There are over 250 pharmacies in Poznan, located in the city centre, in shopping malls and on Poznan's main streets.
Selected pharmacies are open 24h a day, 356 days a year, including:
1. Dbam o Zdrowie Pharmacy - ul. 23 Lutego 18, tel. +48 61 852 26 25
2. Dom Leków Pharmacy - ul. Gwarna 5/4, tel. +48 61 852 52 44
3. Winogradzka Pharmacy - os. Przyjaźni 141, tel. +48 61 820 16 42
Poznan is one of the greenest Polish cities, with greenery occupying 70 km2 (7,000 ha) of the capital of Wielkopolska, and accounting for 27 % of its entire surface area. Poznan's parks let people spend their free time relaxing in a leisurely way. Those keen on active recreation should head to the Citadel Park or one of the large parks located in the peripheries.
The city is divided into three Paid Parking Zones: red, yellow and green, depending on the distance to the city centre, marked with special signs. Parking fees, payable at automatic parking meters, are obligatory from Monday to Friday between 8 a.m. and 6 p.m.
The Paid Parking Zone Customer Service is located in Poznan, on ul. Pułaskiego 9, tel/fax: +48 61 851 50 70, +48 61 659 01 15.
There are also several attended parking lots in the city centre as well as separate parking lots for coaches.
Selected parking lots in the city centre:
1. Auto - Park (underground parking lot), pl. Wolności, +48 61 851 37 47
2. Green Parking, ul. Św. Marcin 80/82 (at the Zamek Cultural Centre), +48 61 662 43 22
3. USI, ul. 3 Maja, +48 61 853 21 56
In general, Post Offices are open between 9 a.m. and 6 p.m.
Post Office No. 2 is open 24h/day (ul. Głogowska 17, at the Dworzec Zachodni Railway Station), tel. +48 61 869 72 67
In 2017, postage for a normal letter or postcard was as follows:
- Within Poland - PLN 2,60

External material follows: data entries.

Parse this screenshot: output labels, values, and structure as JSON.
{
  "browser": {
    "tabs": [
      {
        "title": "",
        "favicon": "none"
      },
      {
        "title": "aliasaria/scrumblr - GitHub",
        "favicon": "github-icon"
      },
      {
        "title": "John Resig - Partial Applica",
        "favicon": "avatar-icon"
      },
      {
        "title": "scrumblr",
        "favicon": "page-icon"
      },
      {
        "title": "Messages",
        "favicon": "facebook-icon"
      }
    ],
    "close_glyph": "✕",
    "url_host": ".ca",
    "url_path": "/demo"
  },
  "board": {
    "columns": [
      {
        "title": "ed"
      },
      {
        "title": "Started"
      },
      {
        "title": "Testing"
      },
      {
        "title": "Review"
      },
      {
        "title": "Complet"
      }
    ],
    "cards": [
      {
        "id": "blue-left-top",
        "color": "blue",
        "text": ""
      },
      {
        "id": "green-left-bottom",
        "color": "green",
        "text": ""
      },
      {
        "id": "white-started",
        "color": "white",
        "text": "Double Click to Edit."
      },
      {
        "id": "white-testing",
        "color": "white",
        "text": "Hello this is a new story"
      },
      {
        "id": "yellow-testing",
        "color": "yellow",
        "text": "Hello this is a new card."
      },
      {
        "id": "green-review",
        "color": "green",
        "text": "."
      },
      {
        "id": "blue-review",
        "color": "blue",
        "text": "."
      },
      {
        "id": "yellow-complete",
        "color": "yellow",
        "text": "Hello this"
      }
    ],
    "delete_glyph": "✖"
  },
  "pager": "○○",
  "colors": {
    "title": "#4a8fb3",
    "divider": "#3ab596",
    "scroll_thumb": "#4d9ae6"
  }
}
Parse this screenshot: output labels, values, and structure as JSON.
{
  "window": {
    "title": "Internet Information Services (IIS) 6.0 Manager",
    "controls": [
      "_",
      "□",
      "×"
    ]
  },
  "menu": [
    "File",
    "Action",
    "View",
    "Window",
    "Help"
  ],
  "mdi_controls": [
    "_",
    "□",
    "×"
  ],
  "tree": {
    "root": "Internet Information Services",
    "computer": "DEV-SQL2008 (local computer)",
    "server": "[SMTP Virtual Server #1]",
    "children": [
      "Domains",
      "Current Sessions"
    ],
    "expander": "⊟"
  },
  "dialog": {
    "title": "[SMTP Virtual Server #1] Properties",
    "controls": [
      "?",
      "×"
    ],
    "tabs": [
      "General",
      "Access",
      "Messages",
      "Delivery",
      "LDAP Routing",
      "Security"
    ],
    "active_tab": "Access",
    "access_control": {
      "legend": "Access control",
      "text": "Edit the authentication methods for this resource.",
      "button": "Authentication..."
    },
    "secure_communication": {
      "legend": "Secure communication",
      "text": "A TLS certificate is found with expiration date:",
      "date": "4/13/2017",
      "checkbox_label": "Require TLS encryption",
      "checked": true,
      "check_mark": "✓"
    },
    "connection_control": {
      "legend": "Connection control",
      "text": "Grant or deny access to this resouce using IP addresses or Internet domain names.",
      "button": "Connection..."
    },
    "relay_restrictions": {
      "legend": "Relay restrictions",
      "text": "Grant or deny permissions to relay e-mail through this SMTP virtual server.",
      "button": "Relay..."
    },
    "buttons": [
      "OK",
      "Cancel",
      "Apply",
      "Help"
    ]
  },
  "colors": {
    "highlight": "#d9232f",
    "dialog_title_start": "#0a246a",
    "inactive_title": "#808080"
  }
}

- Other countries - PLN 6,00.
The emergency Police telephone number is 997, and 112 from mobile phones.
Poznan's nightlife attracts many tourists in search of entertainment. There are numerous pubs in the capital of Wielkopolska, some of which are especially worth visiting for their varied brews and unique atmosphere. Places such as Brovaria, Blue Note (open during concerts), Dubliner, Kisielice, W Starym Kinie or Meskal are a must. It is difficult to compile a complete list of the most interesting establishments, so you should definitely explore the city's night-life on your own. However, seats in pubs are sometimes difficult to come by, especially when students from the city's numerous universities flock to them at night.
Public payphones are becoming quite rare in the mobile age. However, in Poznan they can still be found in various places around the city, mainly at post offices. Using them is easy with special pre-paid cards which can be bought at post offices or kiosks.
The country code for Poland is 0048.
Billy-goats - Every day at noon, people crowd around City Hall, waiting for the two billy-goats on the clock tower to come out and clash horns. The first clockwork mechanism for the tower was built in 1551 by master locksmith Bartłomiej Wolf from Grubin. As the goats lock horns, a bugle call is played.
Morasko Meteorite -One of the largest European meteorite reserves is located in the northern part of Poznan. Seven oval craters of different sizes are located in a wetland forest, that were created ca. 5,000 years ago when pieces of a meteorite hit Earth. The largest crater is 100 meters wide and 13 meters deep. There is an educational path running through the reserve.
Last Imperial Castle -One of the most characteristic buildings in Poznan, the former residence of Emperor William II and other German rulers. Today it houses the Zamek Cultural Centre which is central to Poznan's cultural life.
Bambergs -In the 18th century, Poznan authorities invited settlers from Bamberg, Germany, to relocate to the city. They quickly blended in, but never forgot their roots and culture. Their descendants still live in Poznan, and celebrating their holiday in August. To honour them, a Bamberg Well was erected in the Old Market.
Saint Martin Street Day - Every year on the 11th of November, Poznan residents meet to celebrate a day for one of the main streets in their city. The event is organised as a street fair, with the special highlight being St. Martin (Św. Marcin) riding a white stallion through the streets of the city. The famous St. Martin croissants are traditionally baked on this day.
Poznan Pyra - The symbol of a Poznan inhabitant is the pyra, or potato. The residents of the city are not particularly happy about this, but it doesn't keep them from celebrating the Pyraland Days in the first half of September, though. Traditional food includes pyry z gzikiem (potatoes with cottage cheese) and plyndze (hash browns).
Croissants - The traditional Poznan version is eaten on St. Martin's Day on the 11th of November.
Museum of Musical Instruments - The only museum of this kind in Poland, established thanks to the passion and commitment of Poznan-born Zdzisław Szulc.